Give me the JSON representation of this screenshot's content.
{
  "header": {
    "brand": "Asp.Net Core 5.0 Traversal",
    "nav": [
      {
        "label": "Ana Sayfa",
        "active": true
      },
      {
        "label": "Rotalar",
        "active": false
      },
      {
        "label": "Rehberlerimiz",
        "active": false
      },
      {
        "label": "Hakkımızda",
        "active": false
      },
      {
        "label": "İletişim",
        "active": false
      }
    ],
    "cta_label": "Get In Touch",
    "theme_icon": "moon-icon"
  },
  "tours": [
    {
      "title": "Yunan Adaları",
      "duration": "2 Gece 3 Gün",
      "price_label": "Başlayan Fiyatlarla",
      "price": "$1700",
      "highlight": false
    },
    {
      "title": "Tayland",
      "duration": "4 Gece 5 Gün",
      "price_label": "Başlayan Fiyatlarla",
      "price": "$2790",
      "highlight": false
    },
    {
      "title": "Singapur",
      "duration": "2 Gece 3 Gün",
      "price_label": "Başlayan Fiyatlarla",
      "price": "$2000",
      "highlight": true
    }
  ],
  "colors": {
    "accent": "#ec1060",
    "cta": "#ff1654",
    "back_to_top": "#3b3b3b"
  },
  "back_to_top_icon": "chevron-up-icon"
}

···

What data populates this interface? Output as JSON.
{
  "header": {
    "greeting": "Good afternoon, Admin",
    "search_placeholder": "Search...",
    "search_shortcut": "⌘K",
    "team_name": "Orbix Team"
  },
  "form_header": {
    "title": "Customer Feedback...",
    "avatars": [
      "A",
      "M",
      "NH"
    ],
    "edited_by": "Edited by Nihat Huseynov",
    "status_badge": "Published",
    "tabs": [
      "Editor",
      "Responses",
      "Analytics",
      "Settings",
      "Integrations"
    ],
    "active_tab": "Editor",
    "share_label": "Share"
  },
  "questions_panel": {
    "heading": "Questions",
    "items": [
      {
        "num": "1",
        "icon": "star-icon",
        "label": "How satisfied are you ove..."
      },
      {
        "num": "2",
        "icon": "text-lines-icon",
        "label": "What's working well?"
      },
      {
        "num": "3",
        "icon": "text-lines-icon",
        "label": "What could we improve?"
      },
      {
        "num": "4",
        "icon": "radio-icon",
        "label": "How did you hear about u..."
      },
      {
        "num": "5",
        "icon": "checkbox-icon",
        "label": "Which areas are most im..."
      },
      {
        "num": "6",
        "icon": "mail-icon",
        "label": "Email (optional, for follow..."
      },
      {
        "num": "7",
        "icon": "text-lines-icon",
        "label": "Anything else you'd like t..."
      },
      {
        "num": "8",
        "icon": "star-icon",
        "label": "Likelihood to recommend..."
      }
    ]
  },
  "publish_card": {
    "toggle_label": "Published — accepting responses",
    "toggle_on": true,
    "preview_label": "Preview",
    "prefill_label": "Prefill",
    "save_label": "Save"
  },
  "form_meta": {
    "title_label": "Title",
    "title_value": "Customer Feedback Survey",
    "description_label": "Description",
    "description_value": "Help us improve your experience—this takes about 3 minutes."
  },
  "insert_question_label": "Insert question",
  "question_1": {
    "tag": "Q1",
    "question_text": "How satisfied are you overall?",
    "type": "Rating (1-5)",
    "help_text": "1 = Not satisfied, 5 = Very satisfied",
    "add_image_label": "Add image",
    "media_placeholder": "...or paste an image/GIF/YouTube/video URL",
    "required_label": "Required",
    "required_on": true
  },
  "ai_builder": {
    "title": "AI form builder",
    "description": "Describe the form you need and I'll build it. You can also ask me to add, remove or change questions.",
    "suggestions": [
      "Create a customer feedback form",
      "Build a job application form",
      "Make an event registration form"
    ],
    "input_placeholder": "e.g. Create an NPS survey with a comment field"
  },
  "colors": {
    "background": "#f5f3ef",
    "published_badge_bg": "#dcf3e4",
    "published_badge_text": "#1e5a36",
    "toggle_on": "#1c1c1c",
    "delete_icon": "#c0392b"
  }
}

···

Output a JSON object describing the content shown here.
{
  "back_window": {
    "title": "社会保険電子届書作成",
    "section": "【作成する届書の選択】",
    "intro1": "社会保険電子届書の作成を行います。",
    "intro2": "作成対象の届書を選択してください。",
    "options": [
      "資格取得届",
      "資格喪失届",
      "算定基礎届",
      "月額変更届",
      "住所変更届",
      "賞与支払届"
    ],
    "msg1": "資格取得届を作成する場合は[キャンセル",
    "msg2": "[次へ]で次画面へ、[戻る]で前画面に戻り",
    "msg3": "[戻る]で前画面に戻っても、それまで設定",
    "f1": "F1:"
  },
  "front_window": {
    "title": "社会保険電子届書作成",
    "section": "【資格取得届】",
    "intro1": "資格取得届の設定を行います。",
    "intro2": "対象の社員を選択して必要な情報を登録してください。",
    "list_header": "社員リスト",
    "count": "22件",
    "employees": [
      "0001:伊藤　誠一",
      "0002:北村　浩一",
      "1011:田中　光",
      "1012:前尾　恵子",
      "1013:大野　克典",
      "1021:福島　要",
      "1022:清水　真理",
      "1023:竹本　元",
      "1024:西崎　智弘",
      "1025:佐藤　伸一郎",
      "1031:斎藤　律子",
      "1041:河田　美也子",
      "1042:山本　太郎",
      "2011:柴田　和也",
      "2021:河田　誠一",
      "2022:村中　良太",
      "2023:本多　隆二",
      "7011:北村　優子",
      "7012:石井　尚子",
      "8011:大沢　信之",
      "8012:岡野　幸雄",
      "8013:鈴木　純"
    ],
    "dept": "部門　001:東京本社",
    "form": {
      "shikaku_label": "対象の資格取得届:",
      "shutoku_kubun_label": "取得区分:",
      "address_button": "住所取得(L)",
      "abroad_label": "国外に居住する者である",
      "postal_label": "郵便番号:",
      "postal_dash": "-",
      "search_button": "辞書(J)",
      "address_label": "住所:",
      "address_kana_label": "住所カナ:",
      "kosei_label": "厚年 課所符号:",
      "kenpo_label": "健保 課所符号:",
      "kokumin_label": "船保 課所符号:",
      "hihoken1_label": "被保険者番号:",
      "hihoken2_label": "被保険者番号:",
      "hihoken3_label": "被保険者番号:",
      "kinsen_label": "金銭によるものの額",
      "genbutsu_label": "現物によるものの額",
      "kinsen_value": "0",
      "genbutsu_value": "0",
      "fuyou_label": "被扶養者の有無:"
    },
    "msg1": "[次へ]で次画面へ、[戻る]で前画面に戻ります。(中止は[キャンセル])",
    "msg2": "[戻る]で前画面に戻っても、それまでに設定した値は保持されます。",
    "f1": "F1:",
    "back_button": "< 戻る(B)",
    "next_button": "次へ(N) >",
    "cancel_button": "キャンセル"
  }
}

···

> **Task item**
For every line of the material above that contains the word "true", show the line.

> **Exercise result**
        "active": true
      "highlight": true
    "toggle_on": true,
    "required_on": true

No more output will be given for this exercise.